* _Exercise prompt_
Report how many lines below contain the word "temperature", giving the number and no other words.

(Web page and app entries)

○ ○ ○ ○ ○

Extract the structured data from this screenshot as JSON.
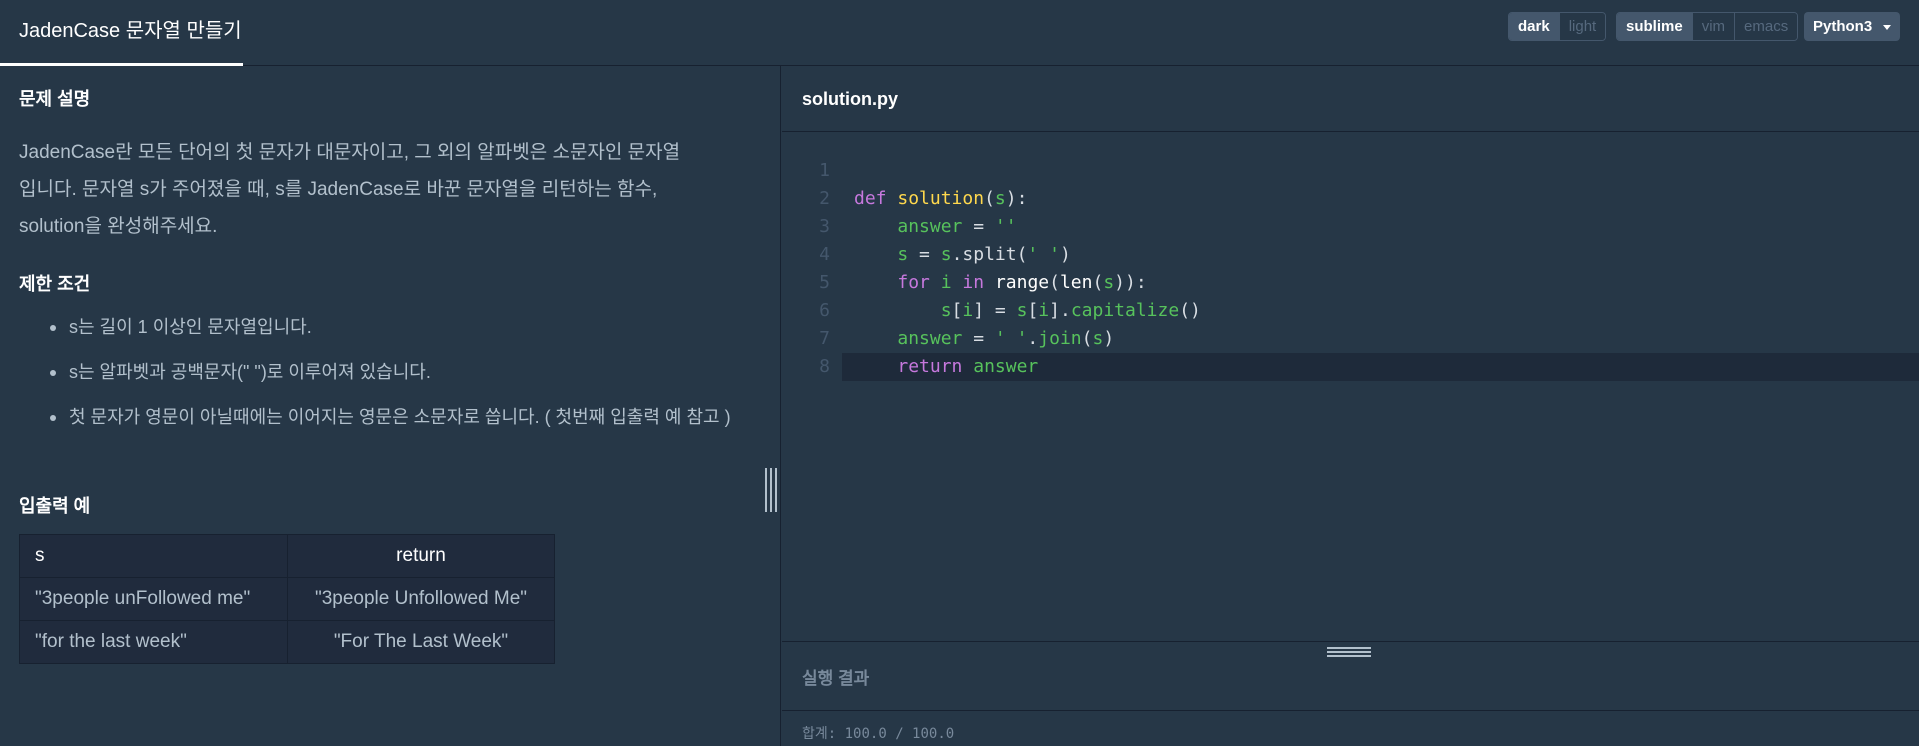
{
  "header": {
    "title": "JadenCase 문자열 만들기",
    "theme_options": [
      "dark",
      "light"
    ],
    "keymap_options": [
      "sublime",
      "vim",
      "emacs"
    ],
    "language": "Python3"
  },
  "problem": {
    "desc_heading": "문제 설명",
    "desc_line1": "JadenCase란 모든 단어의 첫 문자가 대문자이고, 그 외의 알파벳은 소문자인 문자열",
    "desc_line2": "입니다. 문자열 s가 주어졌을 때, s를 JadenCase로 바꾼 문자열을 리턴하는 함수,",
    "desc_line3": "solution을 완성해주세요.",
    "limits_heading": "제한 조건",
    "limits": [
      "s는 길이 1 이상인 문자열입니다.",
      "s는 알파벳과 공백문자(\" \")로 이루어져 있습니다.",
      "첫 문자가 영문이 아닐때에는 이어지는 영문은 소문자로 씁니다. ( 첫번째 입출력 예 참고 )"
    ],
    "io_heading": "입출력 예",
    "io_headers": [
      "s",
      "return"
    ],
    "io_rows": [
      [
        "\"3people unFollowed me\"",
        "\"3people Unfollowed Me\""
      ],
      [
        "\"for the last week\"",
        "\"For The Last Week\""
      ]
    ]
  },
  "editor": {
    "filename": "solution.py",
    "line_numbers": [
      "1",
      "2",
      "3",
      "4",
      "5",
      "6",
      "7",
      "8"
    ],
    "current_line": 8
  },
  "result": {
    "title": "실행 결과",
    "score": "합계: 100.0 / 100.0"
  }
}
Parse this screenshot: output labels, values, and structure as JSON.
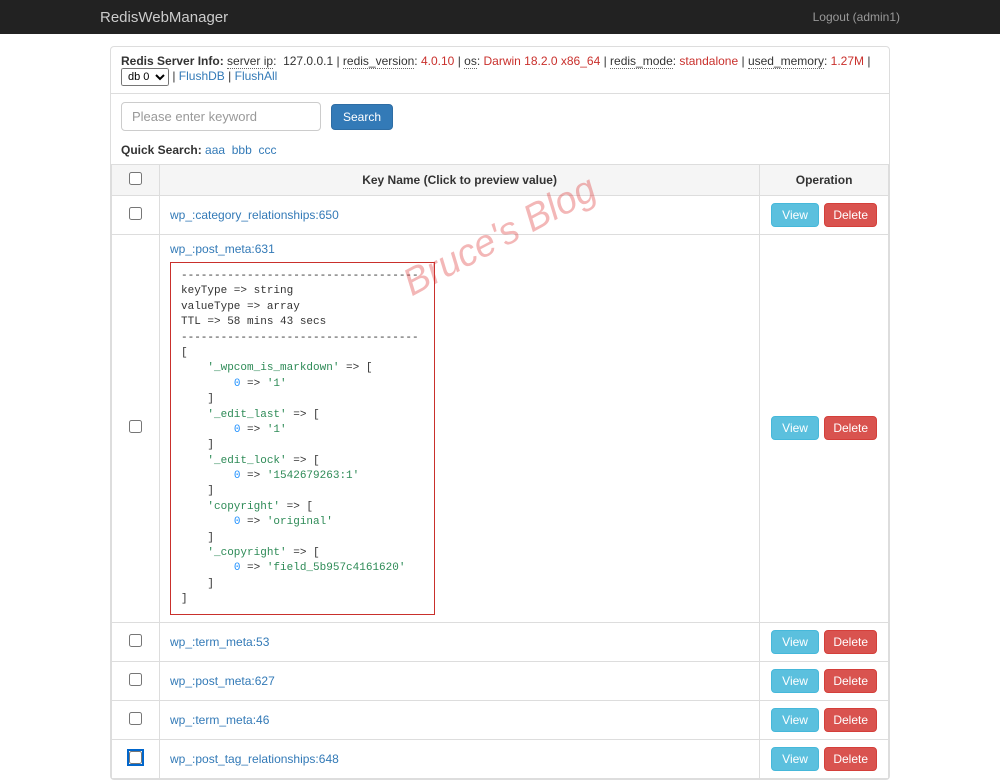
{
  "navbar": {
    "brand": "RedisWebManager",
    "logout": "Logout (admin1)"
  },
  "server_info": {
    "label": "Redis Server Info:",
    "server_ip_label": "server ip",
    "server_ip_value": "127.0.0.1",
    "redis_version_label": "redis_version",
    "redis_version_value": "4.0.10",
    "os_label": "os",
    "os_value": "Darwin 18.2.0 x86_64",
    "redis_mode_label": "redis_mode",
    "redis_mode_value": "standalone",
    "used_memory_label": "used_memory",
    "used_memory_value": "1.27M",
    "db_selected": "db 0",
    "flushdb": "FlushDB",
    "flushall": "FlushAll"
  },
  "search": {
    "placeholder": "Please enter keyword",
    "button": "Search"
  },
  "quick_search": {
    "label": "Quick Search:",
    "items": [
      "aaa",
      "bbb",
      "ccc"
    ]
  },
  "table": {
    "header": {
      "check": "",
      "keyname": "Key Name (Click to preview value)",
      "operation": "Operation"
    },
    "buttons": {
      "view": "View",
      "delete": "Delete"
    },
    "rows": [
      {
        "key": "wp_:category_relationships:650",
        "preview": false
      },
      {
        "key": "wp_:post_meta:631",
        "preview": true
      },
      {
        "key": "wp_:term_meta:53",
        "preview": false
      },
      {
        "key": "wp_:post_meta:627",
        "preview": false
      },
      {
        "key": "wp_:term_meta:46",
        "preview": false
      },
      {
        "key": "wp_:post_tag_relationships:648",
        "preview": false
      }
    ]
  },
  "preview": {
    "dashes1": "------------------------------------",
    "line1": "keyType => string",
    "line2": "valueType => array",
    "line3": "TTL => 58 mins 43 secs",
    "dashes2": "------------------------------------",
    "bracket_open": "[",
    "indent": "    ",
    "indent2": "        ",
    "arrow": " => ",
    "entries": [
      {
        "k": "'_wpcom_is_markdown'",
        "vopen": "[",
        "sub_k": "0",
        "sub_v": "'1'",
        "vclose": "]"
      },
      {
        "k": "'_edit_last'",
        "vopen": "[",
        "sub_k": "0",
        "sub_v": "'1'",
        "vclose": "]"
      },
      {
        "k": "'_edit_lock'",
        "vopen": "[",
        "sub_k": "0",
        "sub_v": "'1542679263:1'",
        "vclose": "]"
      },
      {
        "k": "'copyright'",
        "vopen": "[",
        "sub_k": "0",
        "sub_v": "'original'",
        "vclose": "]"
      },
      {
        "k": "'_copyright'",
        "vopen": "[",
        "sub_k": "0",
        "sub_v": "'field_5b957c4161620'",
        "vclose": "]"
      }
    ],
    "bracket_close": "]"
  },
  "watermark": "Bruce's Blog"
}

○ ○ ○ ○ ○

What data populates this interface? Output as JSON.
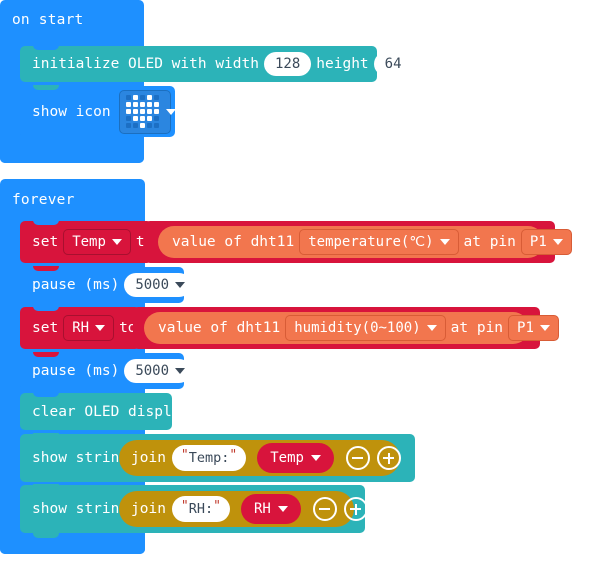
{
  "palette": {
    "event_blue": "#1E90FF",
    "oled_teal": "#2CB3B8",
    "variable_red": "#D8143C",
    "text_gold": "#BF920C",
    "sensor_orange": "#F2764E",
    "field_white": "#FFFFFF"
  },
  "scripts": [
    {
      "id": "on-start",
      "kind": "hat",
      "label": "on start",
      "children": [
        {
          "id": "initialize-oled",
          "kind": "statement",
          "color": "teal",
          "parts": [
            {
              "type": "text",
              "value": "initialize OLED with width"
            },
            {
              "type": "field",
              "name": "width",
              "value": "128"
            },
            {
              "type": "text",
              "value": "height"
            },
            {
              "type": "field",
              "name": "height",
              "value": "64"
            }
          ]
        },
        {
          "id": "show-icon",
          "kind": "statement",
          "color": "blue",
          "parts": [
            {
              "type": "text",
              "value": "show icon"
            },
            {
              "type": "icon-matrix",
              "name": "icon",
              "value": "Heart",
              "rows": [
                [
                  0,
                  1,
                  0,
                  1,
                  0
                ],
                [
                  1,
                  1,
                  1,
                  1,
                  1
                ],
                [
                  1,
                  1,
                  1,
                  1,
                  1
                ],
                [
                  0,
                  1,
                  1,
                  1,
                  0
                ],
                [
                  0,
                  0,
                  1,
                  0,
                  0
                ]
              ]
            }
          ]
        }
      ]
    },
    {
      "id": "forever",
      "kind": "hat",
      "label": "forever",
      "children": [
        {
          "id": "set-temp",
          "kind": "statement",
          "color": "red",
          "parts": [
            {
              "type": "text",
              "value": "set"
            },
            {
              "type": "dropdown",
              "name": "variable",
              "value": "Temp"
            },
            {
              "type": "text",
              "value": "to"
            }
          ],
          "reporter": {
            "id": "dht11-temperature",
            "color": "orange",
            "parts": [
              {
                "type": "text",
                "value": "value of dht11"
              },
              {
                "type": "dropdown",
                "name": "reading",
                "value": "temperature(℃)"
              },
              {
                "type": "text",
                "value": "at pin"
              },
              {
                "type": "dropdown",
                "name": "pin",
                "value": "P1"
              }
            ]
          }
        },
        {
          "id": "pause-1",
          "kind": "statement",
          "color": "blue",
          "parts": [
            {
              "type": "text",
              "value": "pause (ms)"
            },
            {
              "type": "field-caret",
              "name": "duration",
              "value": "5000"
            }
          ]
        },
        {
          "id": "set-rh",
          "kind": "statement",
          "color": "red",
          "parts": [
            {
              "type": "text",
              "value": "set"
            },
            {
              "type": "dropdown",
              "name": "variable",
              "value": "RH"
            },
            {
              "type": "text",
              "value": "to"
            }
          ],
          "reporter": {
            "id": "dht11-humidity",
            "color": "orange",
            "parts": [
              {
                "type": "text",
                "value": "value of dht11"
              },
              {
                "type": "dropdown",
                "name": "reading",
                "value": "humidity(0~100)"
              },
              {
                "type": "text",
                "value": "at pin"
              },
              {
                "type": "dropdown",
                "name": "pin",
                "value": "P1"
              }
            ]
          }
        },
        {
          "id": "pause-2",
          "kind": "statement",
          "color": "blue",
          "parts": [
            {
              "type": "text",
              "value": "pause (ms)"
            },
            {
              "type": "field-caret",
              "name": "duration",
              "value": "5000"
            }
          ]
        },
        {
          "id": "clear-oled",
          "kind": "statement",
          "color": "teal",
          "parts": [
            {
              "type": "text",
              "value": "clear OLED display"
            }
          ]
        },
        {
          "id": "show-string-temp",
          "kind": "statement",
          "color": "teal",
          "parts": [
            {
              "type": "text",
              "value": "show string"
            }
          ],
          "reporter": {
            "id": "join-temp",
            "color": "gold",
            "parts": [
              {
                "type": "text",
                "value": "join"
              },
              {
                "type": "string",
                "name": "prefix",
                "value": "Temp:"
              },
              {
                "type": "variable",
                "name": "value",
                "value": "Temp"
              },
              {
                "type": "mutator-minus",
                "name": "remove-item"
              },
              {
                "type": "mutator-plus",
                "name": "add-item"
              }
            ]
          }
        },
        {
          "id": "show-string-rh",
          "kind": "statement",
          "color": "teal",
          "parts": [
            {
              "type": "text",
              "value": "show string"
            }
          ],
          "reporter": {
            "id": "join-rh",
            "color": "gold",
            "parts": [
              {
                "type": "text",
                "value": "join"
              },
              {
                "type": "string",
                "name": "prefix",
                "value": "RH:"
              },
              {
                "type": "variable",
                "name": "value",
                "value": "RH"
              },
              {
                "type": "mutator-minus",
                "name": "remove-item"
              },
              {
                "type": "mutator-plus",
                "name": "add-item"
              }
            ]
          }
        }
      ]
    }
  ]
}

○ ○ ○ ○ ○

* _Output below_
2